== Exercise prompt ==
Copy every line of the data exactly, leaving nothing out.

== Supplied data ==

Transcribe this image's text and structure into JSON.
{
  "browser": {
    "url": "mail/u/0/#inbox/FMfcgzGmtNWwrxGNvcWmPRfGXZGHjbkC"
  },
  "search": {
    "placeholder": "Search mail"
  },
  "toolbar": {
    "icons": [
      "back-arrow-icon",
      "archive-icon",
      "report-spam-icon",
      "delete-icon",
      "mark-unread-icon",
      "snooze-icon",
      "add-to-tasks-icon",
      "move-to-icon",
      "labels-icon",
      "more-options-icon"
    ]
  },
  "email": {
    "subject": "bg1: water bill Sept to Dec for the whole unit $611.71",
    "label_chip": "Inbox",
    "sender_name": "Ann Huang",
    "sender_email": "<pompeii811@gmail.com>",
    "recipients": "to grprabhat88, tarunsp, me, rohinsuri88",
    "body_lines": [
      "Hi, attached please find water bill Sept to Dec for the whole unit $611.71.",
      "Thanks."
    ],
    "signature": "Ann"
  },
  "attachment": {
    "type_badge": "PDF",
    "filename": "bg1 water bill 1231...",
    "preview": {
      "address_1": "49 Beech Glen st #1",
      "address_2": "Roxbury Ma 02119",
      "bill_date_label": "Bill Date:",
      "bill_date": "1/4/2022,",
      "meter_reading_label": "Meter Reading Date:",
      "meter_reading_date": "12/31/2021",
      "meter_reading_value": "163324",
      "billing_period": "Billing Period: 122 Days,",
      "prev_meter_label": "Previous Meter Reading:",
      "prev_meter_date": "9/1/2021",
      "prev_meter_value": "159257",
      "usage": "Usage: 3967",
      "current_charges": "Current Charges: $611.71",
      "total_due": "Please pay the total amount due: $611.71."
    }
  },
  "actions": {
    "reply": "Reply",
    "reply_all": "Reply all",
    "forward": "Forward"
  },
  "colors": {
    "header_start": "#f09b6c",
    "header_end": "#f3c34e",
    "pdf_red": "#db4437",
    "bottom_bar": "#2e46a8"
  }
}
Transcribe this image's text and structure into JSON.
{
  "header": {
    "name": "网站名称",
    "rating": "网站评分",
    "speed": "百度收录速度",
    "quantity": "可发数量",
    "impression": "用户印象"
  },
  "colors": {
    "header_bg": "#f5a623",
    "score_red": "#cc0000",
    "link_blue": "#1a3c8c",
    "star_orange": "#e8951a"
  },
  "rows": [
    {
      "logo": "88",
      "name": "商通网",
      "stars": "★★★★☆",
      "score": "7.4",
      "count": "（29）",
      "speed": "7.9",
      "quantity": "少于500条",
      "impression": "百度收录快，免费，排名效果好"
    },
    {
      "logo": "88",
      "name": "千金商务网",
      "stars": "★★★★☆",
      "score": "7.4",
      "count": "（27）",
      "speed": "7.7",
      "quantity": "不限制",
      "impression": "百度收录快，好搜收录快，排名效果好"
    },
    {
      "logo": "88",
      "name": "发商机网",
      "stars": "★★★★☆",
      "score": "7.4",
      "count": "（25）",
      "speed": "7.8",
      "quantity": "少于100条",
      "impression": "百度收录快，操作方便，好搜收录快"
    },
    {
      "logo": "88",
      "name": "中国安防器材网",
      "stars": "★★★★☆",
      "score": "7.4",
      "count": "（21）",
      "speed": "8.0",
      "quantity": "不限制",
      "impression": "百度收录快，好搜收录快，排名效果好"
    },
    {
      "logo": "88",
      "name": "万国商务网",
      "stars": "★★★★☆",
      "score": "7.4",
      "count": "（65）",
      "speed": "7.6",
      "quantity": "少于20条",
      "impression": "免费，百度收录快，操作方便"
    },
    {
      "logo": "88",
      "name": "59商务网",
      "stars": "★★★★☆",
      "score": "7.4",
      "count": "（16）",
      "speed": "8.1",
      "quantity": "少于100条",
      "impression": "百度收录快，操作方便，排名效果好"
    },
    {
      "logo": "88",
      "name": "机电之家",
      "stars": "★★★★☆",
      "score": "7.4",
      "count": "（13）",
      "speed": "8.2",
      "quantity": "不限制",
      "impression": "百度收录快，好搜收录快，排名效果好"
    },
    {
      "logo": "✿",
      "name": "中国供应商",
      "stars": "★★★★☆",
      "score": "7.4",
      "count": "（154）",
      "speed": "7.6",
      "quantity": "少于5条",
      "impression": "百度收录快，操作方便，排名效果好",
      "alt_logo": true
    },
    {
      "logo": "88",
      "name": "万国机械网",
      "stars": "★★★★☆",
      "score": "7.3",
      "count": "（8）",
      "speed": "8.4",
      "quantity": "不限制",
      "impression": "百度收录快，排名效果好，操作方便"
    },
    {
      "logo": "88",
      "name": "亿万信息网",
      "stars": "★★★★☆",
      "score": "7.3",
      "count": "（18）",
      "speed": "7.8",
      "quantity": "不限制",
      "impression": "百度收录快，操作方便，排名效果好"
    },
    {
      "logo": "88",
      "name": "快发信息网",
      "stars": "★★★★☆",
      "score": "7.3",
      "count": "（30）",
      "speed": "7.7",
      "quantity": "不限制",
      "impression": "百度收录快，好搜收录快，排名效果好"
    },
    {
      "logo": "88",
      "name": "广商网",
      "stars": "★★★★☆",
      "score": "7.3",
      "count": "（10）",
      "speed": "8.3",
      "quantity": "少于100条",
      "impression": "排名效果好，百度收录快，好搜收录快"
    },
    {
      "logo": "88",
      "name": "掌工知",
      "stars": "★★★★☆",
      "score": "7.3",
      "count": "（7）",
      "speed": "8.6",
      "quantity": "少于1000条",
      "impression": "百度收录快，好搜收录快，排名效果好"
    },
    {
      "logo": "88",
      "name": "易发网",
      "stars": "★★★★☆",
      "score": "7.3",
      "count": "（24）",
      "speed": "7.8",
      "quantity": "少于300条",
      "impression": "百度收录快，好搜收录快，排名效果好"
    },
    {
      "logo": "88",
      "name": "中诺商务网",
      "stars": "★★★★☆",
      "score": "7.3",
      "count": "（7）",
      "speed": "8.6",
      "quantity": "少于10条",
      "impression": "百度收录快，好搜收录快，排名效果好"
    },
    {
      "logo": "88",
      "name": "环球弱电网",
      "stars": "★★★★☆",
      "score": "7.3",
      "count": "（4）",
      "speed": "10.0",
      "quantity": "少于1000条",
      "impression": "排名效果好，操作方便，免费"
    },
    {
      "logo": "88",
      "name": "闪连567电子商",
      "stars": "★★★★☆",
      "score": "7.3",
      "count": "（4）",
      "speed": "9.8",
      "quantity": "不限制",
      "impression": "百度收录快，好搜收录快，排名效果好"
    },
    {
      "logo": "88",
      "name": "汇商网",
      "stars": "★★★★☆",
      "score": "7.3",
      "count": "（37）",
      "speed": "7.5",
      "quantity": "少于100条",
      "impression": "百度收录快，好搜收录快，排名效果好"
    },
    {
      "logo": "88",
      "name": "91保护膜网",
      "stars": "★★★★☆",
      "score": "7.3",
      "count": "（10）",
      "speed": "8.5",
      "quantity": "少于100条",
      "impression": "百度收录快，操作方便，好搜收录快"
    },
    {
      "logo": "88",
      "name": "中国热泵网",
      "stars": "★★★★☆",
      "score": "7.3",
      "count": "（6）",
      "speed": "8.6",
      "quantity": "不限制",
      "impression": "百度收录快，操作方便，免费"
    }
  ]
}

== Answer below ==
Transcribe this image's text and structure into JSON.
{
  "browser": {
    "url": "mail/u/0/#inbox/FMfcgzGmtNWwrxGNvcWmPRfGXZGHjbkC"
  },
  "search": {
    "placeholder": "Search mail"
  },
  "toolbar": {
    "icons": [
      "back-arrow-icon",
      "archive-icon",
      "report-spam-icon",
      "delete-icon",
      "mark-unread-icon",
      "snooze-icon",
      "add-to-tasks-icon",
      "move-to-icon",
      "labels-icon",
      "more-options-icon"
    ]
  },
  "email": {
    "subject": "bg1: water bill Sept to Dec for the whole unit $611.71",
    "label_chip": "Inbox",
    "sender_name": "Ann Huang",
    "sender_email": "<pompeii811@gmail.com>",
    "recipients": "to grprabhat88, tarunsp, me, rohinsuri88",
    "body_lines": [
      "Hi, attached please find water bill Sept to Dec for the whole unit $611.71.",
      "Thanks."
    ],
    "signature": "Ann"
  },
  "attachment": {
    "type_badge": "PDF",
    "filename": "bg1 water bill 1231...",
    "preview": {
      "address_1": "49 Beech Glen st #1",
      "address_2": "Roxbury Ma 02119",
      "bill_date_label": "Bill Date:",
      "bill_date": "1/4/2022,",
      "meter_reading_label": "Meter Reading Date:",
      "meter_reading_date": "12/31/2021",
      "meter_reading_value": "163324",
      "billing_period": "Billing Period: 122 Days,",
      "prev_meter_label": "Previous Meter Reading:",
      "prev_meter_date": "9/1/2021",
      "prev_meter_value": "159257",
      "usage": "Usage: 3967",
      "current_charges": "Current Charges: $611.71",
      "total_due": "Please pay the total amount due: $611.71."
    }
  },
  "actions": {
    "reply": "Reply",
    "reply_all": "Reply all",
    "forward": "Forward"
  },
  "colors": {
    "header_start": "#f09b6c",
    "header_end": "#f3c34e",
    "pdf_red": "#db4437",
    "bottom_bar": "#2e46a8"
  }
}
Transcribe this image's text and structure into JSON.
{
  "header": {
    "name": "网站名称",
    "rating": "网站评分",
    "speed": "百度收录速度",
    "quantity": "可发数量",
    "impression": "用户印象"
  },
  "colors": {
    "header_bg": "#f5a623",
    "score_red": "#cc0000",
    "link_blue": "#1a3c8c",
    "star_orange": "#e8951a"
  },
  "rows": [
    {
      "logo": "88",
      "name": "商通网",
      "stars": "★★★★☆",
      "score": "7.4",
      "count": "（29）",
      "speed": "7.9",
      "quantity": "少于500条",
      "impression": "百度收录快，免费，排名效果好"
    },
    {
      "logo": "88",
      "name": "千金商务网",
      "stars": "★★★★☆",
      "score": "7.4",
      "count": "（27）",
      "speed": "7.7",
      "quantity": "不限制",
      "impression": "百度收录快，好搜收录快，排名效果好"
    },
    {
      "logo": "88",
      "name": "发商机网",
      "stars": "★★★★☆",
      "score": "7.4",
      "count": "（25）",
      "speed": "7.8",
      "quantity": "少于100条",
      "impression": "百度收录快，操作方便，好搜收录快"
    },
    {
      "logo": "88",
      "name": "中国安防器材网",
      "stars": "★★★★☆",
      "score": "7.4",
      "count": "（21）",
      "speed": "8.0",
      "quantity": "不限制",
      "impression": "百度收录快，好搜收录快，排名效果好"
    },
    {
      "logo": "88",
      "name": "万国商务网",
      "stars": "★★★★☆",
      "score": "7.4",
      "count": "（65）",
      "speed": "7.6",
      "quantity": "少于20条",
      "impression": "免费，百度收录快，操作方便"
    },
    {
      "logo": "88",
      "name": "59商务网",
      "stars": "★★★★☆",
      "score": "7.4",
      "count": "（16）",
      "speed": "8.1",
      "quantity": "少于100条",
      "impression": "百度收录快，操作方便，排名效果好"
    },
    {
      "logo": "88",
      "name": "机电之家",
      "stars": "★★★★☆",
      "score": "7.4",
      "count": "（13）",
      "speed": "8.2",
      "quantity": "不限制",
      "impression": "百度收录快，好搜收录快，排名效果好"
    },
    {
      "logo": "✿",
      "name": "中国供应商",
      "stars": "★★★★☆",
      "score": "7.4",
      "count": "（154）",
      "speed": "7.6",
      "quantity": "少于5条",
      "impression": "百度收录快，操作方便，排名效果好",
      "alt_logo": true
    },
    {
      "logo": "88",
      "name": "万国机械网",
      "stars": "★★★★☆",
      "score": "7.3",
      "count": "（8）",
      "speed": "8.4",
      "quantity": "不限制",
      "impression": "百度收录快，排名效果好，操作方便"
    },
    {
      "logo": "88",
      "name": "亿万信息网",
      "stars": "★★★★☆",
      "score": "7.3",
      "count": "（18）",
      "speed": "7.8",
      "quantity": "不限制",
      "impression": "百度收录快，操作方便，排名效果好"
    },
    {
      "logo": "88",
      "name": "快发信息网",
      "stars": "★★★★☆",
      "score": "7.3",
      "count": "（30）",
      "speed": "7.7",
      "quantity": "不限制",
      "impression": "百度收录快，好搜收录快，排名效果好"
    },
    {
      "logo": "88",
      "name": "广商网",
      "stars": "★★★★☆",
      "score": "7.3",
      "count": "（10）",
      "speed": "8.3",
      "quantity": "少于100条",
      "impression": "排名效果好，百度收录快，好搜收录快"
    },
    {
      "logo": "88",
      "name": "掌工知",
      "stars": "★★★★☆",
      "score": "7.3",
      "count": "（7）",
      "speed": "8.6",
      "quantity": "少于1000条",
      "impression": "百度收录快，好搜收录快，排名效果好"
    },
    {
      "logo": "88",
      "name": "易发网",
      "stars": "★★★★☆",
      "score": "7.3",
      "count": "（24）",
      "speed": "7.8",
      "quantity": "少于300条",
      "impression": "百度收录快，好搜收录快，排名效果好"
    },
    {
      "logo": "88",
      "name": "中诺商务网",
      "stars": "★★★★☆",
      "score": "7.3",
      "count": "（7）",
      "speed": "8.6",
      "quantity": "少于10条",
      "impression": "百度收录快，好搜收录快，排名效果好"
    },
    {
      "logo": "88",
      "name": "环球弱电网",
      "stars": "★★★★☆",
      "score": "7.3",
      "count": "（4）",
      "speed": "10.0",
      "quantity": "少于1000条",
      "impression": "排名效果好，操作方便，免费"
    },
    {
      "logo": "88",
      "name": "闪连567电子商",
      "stars": "★★★★☆",
      "score": "7.3",
      "count": "（4）",
      "speed": "9.8",
      "quantity": "不限制",
      "impression": "百度收录快，好搜收录快，排名效果好"
    },
    {
      "logo": "88",
      "name": "汇商网",
      "stars": "★★★★☆",
      "score": "7.3",
      "count": "（37）",
      "speed": "7.5",
      "quantity": "少于100条",
      "impression": "百度收录快，好搜收录快，排名效果好"
    },
    {
      "logo": "88",
      "name": "91保护膜网",
      "stars": "★★★★☆",
      "score": "7.3",
      "count": "（10）",
      "speed": "8.5",
      "quantity": "少于100条",
      "impression": "百度收录快，操作方便，好搜收录快"
    },
    {
      "logo": "88",
      "name": "中国热泵网",
      "stars": "★★★★☆",
      "score": "7.3",
      "count": "（6）",
      "speed": "8.6",
      "quantity": "不限制",
      "impression": "百度收录快，操作方便，免费"
    }
  ]
}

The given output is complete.